▸ WORK TO BE COMPLETED: From the data below, restate every line word for word.

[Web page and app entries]

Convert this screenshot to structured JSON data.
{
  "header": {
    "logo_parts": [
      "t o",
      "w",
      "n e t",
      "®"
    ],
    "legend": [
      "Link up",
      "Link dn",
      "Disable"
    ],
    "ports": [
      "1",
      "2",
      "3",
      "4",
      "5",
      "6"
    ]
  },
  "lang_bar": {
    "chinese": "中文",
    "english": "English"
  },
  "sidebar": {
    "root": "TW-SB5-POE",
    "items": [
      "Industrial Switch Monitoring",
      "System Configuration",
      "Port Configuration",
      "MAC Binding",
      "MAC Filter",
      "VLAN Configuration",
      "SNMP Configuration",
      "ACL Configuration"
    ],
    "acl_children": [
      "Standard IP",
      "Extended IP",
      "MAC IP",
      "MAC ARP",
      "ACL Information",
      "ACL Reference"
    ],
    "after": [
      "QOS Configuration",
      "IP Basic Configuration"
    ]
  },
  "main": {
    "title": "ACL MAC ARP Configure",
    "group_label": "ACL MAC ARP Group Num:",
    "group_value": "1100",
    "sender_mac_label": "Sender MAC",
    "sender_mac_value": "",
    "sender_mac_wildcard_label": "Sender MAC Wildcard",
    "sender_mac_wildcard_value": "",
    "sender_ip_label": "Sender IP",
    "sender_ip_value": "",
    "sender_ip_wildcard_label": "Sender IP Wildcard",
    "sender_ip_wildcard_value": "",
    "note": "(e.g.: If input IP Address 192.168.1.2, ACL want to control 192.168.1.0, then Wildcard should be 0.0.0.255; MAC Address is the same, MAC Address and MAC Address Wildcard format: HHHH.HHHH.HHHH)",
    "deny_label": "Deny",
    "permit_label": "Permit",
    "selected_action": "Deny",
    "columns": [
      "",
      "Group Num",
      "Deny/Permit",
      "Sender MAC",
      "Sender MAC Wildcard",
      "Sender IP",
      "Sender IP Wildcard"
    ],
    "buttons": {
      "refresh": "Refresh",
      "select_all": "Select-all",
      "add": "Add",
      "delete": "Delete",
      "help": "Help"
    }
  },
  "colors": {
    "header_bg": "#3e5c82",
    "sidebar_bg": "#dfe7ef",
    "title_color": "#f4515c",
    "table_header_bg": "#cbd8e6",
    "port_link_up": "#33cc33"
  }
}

▸ ANSWER BOX:
Convert this screenshot to structured JSON data.
{
  "header": {
    "logo_parts": [
      "t o",
      "w",
      "n e t",
      "®"
    ],
    "legend": [
      "Link up",
      "Link dn",
      "Disable"
    ],
    "ports": [
      "1",
      "2",
      "3",
      "4",
      "5",
      "6"
    ]
  },
  "lang_bar": {
    "chinese": "中文",
    "english": "English"
  },
  "sidebar": {
    "root": "TW-SB5-POE",
    "items": [
      "Industrial Switch Monitoring",
      "System Configuration",
      "Port Configuration",
      "MAC Binding",
      "MAC Filter",
      "VLAN Configuration",
      "SNMP Configuration",
      "ACL Configuration"
    ],
    "acl_children": [
      "Standard IP",
      "Extended IP",
      "MAC IP",
      "MAC ARP",
      "ACL Information",
      "ACL Reference"
    ],
    "after": [
      "QOS Configuration",
      "IP Basic Configuration"
    ]
  },
  "main": {
    "title": "ACL MAC ARP Configure",
    "group_label": "ACL MAC ARP Group Num:",
    "group_value": "1100",
    "sender_mac_label": "Sender MAC",
    "sender_mac_value": "",
    "sender_mac_wildcard_label": "Sender MAC Wildcard",
    "sender_mac_wildcard_value": "",
    "sender_ip_label": "Sender IP",
    "sender_ip_value": "",
    "sender_ip_wildcard_label": "Sender IP Wildcard",
    "sender_ip_wildcard_value": "",
    "note": "(e.g.: If input IP Address 192.168.1.2, ACL want to control 192.168.1.0, then Wildcard should be 0.0.0.255; MAC Address is the same, MAC Address and MAC Address Wildcard format: HHHH.HHHH.HHHH)",
    "deny_label": "Deny",
    "permit_label": "Permit",
    "selected_action": "Deny",
    "columns": [
      "",
      "Group Num",
      "Deny/Permit",
      "Sender MAC",
      "Sender MAC Wildcard",
      "Sender IP",
      "Sender IP Wildcard"
    ],
    "buttons": {
      "refresh": "Refresh",
      "select_all": "Select-all",
      "add": "Add",
      "delete": "Delete",
      "help": "Help"
    }
  },
  "colors": {
    "header_bg": "#3e5c82",
    "sidebar_bg": "#dfe7ef",
    "title_color": "#f4515c",
    "table_header_bg": "#cbd8e6",
    "port_link_up": "#33cc33"
  }
}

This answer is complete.